Family members of missing and murdered Indigenous women and girls have designed Mi’kmaw peak caps in honour of loved ones whose lives were taken by violence.

The project by Women of First Light, a non-profit organization in Nova Scotia, has wrapped up after first being put on hold due to the COVID-19 pandemic.

The project began in 2019 in the Mi’kmaq First Nation community of Millbrook.

Natalie Gloade started it on March 8, 2019 to commemorate her mother, who died by violence in 2007. About 30 community members and supporters became involved.

“We need to stand up, we need to speak our truth, and even if you shake speak your truth,” said Gloade of the need to advocate on behalf of missing and murdered Indigenous women and girls (MMIWG).

This peak cap was made by Gina Poulette in memory of Cassidy Bernard, who was a victim of intimate partner violence. Photo: Angel Moore/APTN News

Photos of the caps are on display – not the caps themselves, because they are considered sacred objects by the women who created them.

Karen Bernard helped the women design the caps.

“A lot of energy from a person that has created them in memory of that individual, is sacred,” she said.

“You just don’t touch those, and that’s why they’ve been photographed.”

The photos of the peak caps are hoped to be displayed in a museum as part of raising awareness of MMIWG.

Video Journalist / Halifax
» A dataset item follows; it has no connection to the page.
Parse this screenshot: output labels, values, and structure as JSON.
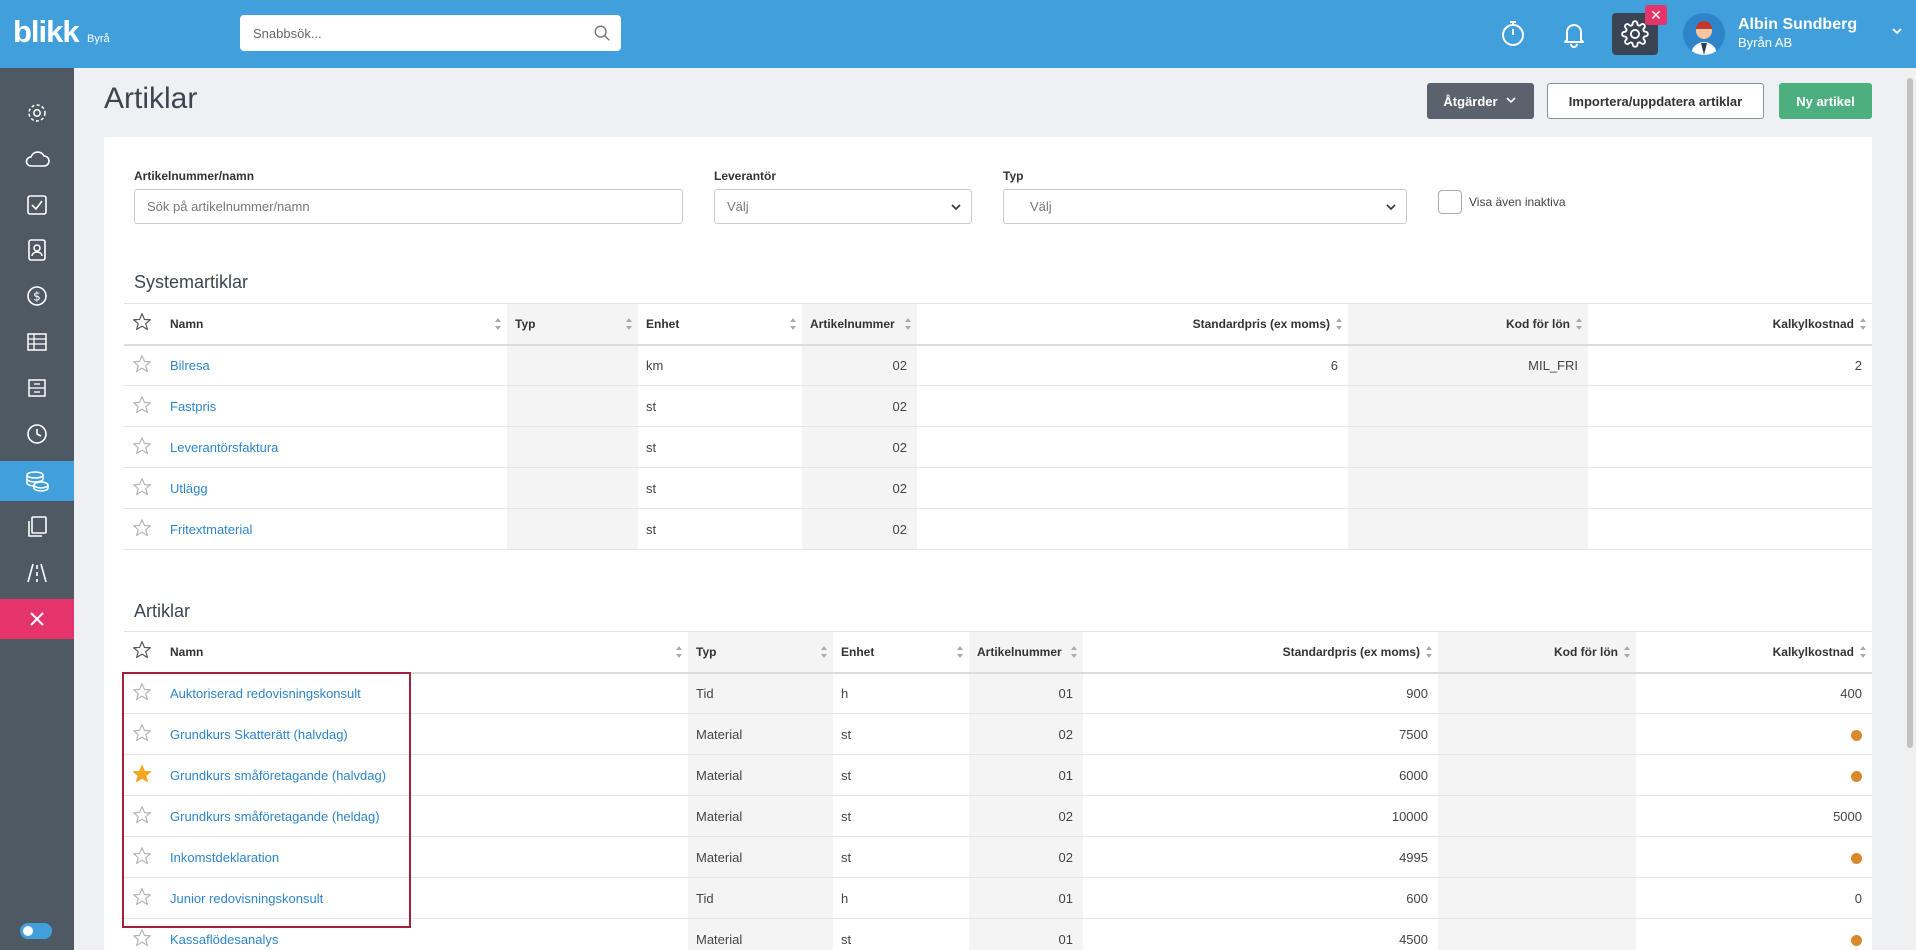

Angel Moore is a proud Cree from the Peguis First Nation in Manitoba. Angel grew up in Winnipeg and has a Journalism degree from the University of King’s College. She also has a degree from Dalhousie University in International Development Studies and Environmental Sustainability. Angel joined APTN News in June 2018 as the correspondent in the Halifax bureau and covers Atlantic Canada.